• WHAT THIS TASK INVOLVES
Give each line of the records again exactly and omit every picture.

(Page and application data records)
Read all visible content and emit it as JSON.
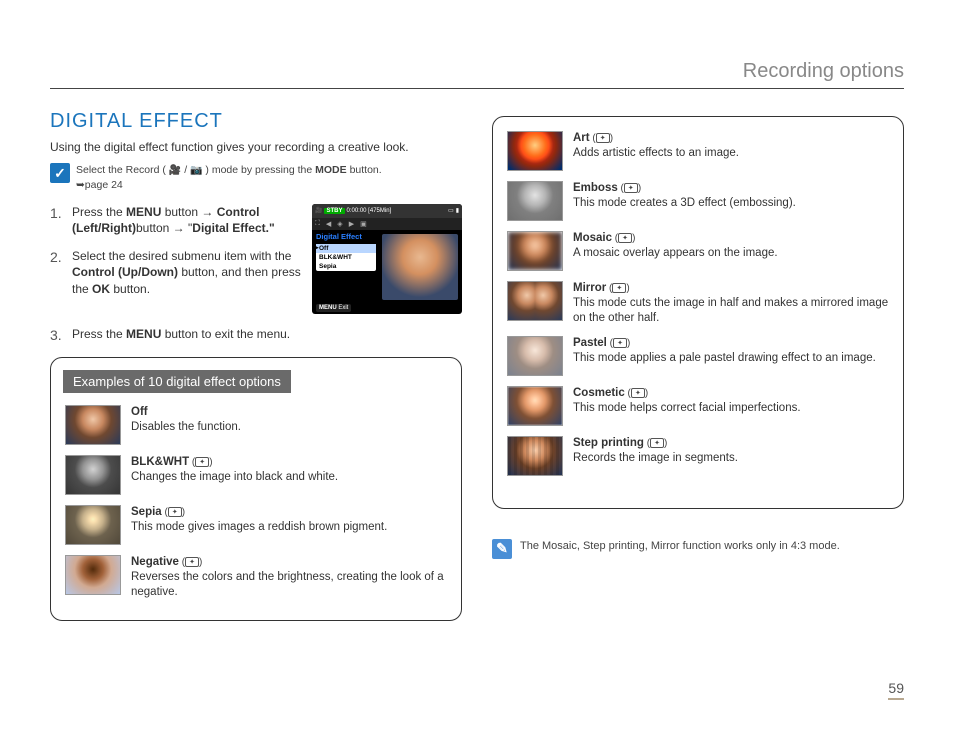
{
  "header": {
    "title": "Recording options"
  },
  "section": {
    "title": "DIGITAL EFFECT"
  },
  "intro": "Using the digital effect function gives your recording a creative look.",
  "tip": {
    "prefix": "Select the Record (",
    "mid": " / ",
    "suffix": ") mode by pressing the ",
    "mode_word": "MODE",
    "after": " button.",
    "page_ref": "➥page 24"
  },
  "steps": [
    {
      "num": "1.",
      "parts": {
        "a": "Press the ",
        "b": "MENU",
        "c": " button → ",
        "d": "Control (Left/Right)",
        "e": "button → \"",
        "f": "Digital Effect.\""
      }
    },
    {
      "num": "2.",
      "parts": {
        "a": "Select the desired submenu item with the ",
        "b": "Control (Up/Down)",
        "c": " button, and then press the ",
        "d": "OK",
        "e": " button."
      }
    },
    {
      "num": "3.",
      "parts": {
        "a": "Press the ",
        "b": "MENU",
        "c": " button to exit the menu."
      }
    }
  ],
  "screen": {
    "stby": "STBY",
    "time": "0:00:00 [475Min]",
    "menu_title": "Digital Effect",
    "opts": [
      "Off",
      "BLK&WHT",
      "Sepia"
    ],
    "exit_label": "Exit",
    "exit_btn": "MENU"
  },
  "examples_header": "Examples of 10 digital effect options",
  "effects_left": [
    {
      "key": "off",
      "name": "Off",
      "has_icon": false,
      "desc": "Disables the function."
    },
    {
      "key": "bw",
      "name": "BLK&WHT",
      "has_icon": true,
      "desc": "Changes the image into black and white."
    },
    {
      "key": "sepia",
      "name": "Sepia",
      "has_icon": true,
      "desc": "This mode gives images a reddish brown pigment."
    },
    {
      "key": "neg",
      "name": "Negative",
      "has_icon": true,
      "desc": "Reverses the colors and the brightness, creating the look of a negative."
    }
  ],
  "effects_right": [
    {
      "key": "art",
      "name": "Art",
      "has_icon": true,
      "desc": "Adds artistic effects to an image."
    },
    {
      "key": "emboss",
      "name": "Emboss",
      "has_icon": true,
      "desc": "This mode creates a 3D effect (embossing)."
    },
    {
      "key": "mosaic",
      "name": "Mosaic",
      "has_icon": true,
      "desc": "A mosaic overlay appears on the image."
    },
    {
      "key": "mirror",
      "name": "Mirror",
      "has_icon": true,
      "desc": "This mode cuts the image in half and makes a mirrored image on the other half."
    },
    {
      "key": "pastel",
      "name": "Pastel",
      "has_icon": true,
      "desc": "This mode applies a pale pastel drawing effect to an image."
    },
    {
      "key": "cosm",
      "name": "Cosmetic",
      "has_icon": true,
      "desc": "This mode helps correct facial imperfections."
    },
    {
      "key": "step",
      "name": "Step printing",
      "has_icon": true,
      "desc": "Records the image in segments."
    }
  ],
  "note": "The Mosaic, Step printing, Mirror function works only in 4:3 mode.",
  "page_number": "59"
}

• WRITTEN ANSWER
Read all visible content and emit it as JSON.
{
  "header": {
    "title": "Recording options"
  },
  "section": {
    "title": "DIGITAL EFFECT"
  },
  "intro": "Using the digital effect function gives your recording a creative look.",
  "tip": {
    "prefix": "Select the Record (",
    "mid": " / ",
    "suffix": ") mode by pressing the ",
    "mode_word": "MODE",
    "after": " button.",
    "page_ref": "➥page 24"
  },
  "steps": [
    {
      "num": "1.",
      "parts": {
        "a": "Press the ",
        "b": "MENU",
        "c": " button → ",
        "d": "Control (Left/Right)",
        "e": "button → \"",
        "f": "Digital Effect.\""
      }
    },
    {
      "num": "2.",
      "parts": {
        "a": "Select the desired submenu item with the ",
        "b": "Control (Up/Down)",
        "c": " button, and then press the ",
        "d": "OK",
        "e": " button."
      }
    },
    {
      "num": "3.",
      "parts": {
        "a": "Press the ",
        "b": "MENU",
        "c": " button to exit the menu."
      }
    }
  ],
  "screen": {
    "stby": "STBY",
    "time": "0:00:00 [475Min]",
    "menu_title": "Digital Effect",
    "opts": [
      "Off",
      "BLK&WHT",
      "Sepia"
    ],
    "exit_label": "Exit",
    "exit_btn": "MENU"
  },
  "examples_header": "Examples of 10 digital effect options",
  "effects_left": [
    {
      "key": "off",
      "name": "Off",
      "has_icon": false,
      "desc": "Disables the function."
    },
    {
      "key": "bw",
      "name": "BLK&WHT",
      "has_icon": true,
      "desc": "Changes the image into black and white."
    },
    {
      "key": "sepia",
      "name": "Sepia",
      "has_icon": true,
      "desc": "This mode gives images a reddish brown pigment."
    },
    {
      "key": "neg",
      "name": "Negative",
      "has_icon": true,
      "desc": "Reverses the colors and the brightness, creating the look of a negative."
    }
  ],
  "effects_right": [
    {
      "key": "art",
      "name": "Art",
      "has_icon": true,
      "desc": "Adds artistic effects to an image."
    },
    {
      "key": "emboss",
      "name": "Emboss",
      "has_icon": true,
      "desc": "This mode creates a 3D effect (embossing)."
    },
    {
      "key": "mosaic",
      "name": "Mosaic",
      "has_icon": true,
      "desc": "A mosaic overlay appears on the image."
    },
    {
      "key": "mirror",
      "name": "Mirror",
      "has_icon": true,
      "desc": "This mode cuts the image in half and makes a mirrored image on the other half."
    },
    {
      "key": "pastel",
      "name": "Pastel",
      "has_icon": true,
      "desc": "This mode applies a pale pastel drawing effect to an image."
    },
    {
      "key": "cosm",
      "name": "Cosmetic",
      "has_icon": true,
      "desc": "This mode helps correct facial imperfections."
    },
    {
      "key": "step",
      "name": "Step printing",
      "has_icon": true,
      "desc": "Records the image in segments."
    }
  ],
  "note": "The Mosaic, Step printing, Mirror function works only in 4:3 mode.",
  "page_number": "59"
}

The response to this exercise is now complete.